Please return each record exactly, leaving nothing out.

### Data for review
- Opening Delimiter -
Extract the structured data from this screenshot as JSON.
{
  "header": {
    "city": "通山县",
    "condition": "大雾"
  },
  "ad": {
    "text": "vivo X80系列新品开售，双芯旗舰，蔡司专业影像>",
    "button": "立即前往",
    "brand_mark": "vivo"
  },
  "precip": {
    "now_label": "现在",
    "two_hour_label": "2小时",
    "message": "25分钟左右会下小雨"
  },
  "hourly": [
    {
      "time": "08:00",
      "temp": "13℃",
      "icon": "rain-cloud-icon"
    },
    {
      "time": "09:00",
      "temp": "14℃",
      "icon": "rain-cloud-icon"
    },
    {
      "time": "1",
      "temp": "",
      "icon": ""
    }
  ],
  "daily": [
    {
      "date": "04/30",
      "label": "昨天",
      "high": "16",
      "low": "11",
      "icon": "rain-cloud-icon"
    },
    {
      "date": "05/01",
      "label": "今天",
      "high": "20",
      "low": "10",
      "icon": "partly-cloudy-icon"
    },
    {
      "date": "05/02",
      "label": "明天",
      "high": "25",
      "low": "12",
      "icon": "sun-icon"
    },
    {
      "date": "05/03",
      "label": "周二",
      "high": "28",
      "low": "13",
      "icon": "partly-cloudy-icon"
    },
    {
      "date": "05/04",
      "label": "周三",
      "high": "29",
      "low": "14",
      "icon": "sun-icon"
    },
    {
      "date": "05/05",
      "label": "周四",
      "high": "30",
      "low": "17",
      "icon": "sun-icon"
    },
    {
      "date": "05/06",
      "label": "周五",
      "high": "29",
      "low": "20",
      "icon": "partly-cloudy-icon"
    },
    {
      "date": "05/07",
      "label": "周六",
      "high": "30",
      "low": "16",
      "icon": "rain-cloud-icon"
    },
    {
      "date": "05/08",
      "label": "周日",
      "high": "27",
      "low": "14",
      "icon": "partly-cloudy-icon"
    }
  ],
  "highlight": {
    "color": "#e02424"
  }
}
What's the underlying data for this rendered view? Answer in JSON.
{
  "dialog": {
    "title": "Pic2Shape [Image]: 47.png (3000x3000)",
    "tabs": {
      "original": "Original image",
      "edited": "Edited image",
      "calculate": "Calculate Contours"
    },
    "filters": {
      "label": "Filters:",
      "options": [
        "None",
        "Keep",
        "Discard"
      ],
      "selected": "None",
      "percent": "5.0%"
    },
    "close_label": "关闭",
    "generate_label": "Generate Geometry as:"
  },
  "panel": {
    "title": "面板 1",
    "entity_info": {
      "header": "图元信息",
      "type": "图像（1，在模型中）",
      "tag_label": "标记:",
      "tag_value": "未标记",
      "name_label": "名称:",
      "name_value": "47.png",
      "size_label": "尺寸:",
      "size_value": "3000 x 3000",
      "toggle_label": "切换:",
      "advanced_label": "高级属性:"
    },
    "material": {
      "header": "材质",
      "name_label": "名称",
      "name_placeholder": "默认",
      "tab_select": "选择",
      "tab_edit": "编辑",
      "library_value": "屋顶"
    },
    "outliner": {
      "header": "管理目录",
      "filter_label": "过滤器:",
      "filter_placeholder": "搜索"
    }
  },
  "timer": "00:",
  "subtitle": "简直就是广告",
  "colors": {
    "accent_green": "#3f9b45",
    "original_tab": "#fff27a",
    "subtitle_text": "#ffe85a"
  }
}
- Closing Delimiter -
### Response for this exercise
Extract the structured data from this screenshot as JSON.
{
  "header": {
    "city": "通山县",
    "condition": "大雾"
  },
  "ad": {
    "text": "vivo X80系列新品开售，双芯旗舰，蔡司专业影像>",
    "button": "立即前往",
    "brand_mark": "vivo"
  },
  "precip": {
    "now_label": "现在",
    "two_hour_label": "2小时",
    "message": "25分钟左右会下小雨"
  },
  "hourly": [
    {
      "time": "08:00",
      "temp": "13℃",
      "icon": "rain-cloud-icon"
    },
    {
      "time": "09:00",
      "temp": "14℃",
      "icon": "rain-cloud-icon"
    },
    {
      "time": "1",
      "temp": "",
      "icon": ""
    }
  ],
  "daily": [
    {
      "date": "04/30",
      "label": "昨天",
      "high": "16",
      "low": "11",
      "icon": "rain-cloud-icon"
    },
    {
      "date": "05/01",
      "label": "今天",
      "high": "20",
      "low": "10",
      "icon": "partly-cloudy-icon"
    },
    {
      "date": "05/02",
      "label": "明天",
      "high": "25",
      "low": "12",
      "icon": "sun-icon"
    },
    {
      "date": "05/03",
      "label": "周二",
      "high": "28",
      "low": "13",
      "icon": "partly-cloudy-icon"
    },
    {
      "date": "05/04",
      "label": "周三",
      "high": "29",
      "low": "14",
      "icon": "sun-icon"
    },
    {
      "date": "05/05",
      "label": "周四",
      "high": "30",
      "low": "17",
      "icon": "sun-icon"
    },
    {
      "date": "05/06",
      "label": "周五",
      "high": "29",
      "low": "20",
      "icon": "partly-cloudy-icon"
    },
    {
      "date": "05/07",
      "label": "周六",
      "high": "30",
      "low": "16",
      "icon": "rain-cloud-icon"
    },
    {
      "date": "05/08",
      "label": "周日",
      "high": "27",
      "low": "14",
      "icon": "partly-cloudy-icon"
    }
  ],
  "highlight": {
    "color": "#e02424"
  }
}
What's the underlying data for this rendered view? Answer in JSON.
{
  "dialog": {
    "title": "Pic2Shape [Image]: 47.png (3000x3000)",
    "tabs": {
      "original": "Original image",
      "edited": "Edited image",
      "calculate": "Calculate Contours"
    },
    "filters": {
      "label": "Filters:",
      "options": [
        "None",
        "Keep",
        "Discard"
      ],
      "selected": "None",
      "percent": "5.0%"
    },
    "close_label": "关闭",
    "generate_label": "Generate Geometry as:"
  },
  "panel": {
    "title": "面板 1",
    "entity_info": {
      "header": "图元信息",
      "type": "图像（1，在模型中）",
      "tag_label": "标记:",
      "tag_value": "未标记",
      "name_label": "名称:",
      "name_value": "47.png",
      "size_label": "尺寸:",
      "size_value": "3000 x 3000",
      "toggle_label": "切换:",
      "advanced_label": "高级属性:"
    },
    "material": {
      "header": "材质",
      "name_label": "名称",
      "name_placeholder": "默认",
      "tab_select": "选择",
      "tab_edit": "编辑",
      "library_value": "屋顶"
    },
    "outliner": {
      "header": "管理目录",
      "filter_label": "过滤器:",
      "filter_placeholder": "搜索"
    }
  },
  "timer": "00:",
  "subtitle": "简直就是广告",
  "colors": {
    "accent_green": "#3f9b45",
    "original_tab": "#fff27a",
    "subtitle_text": "#ffe85a"
  }
}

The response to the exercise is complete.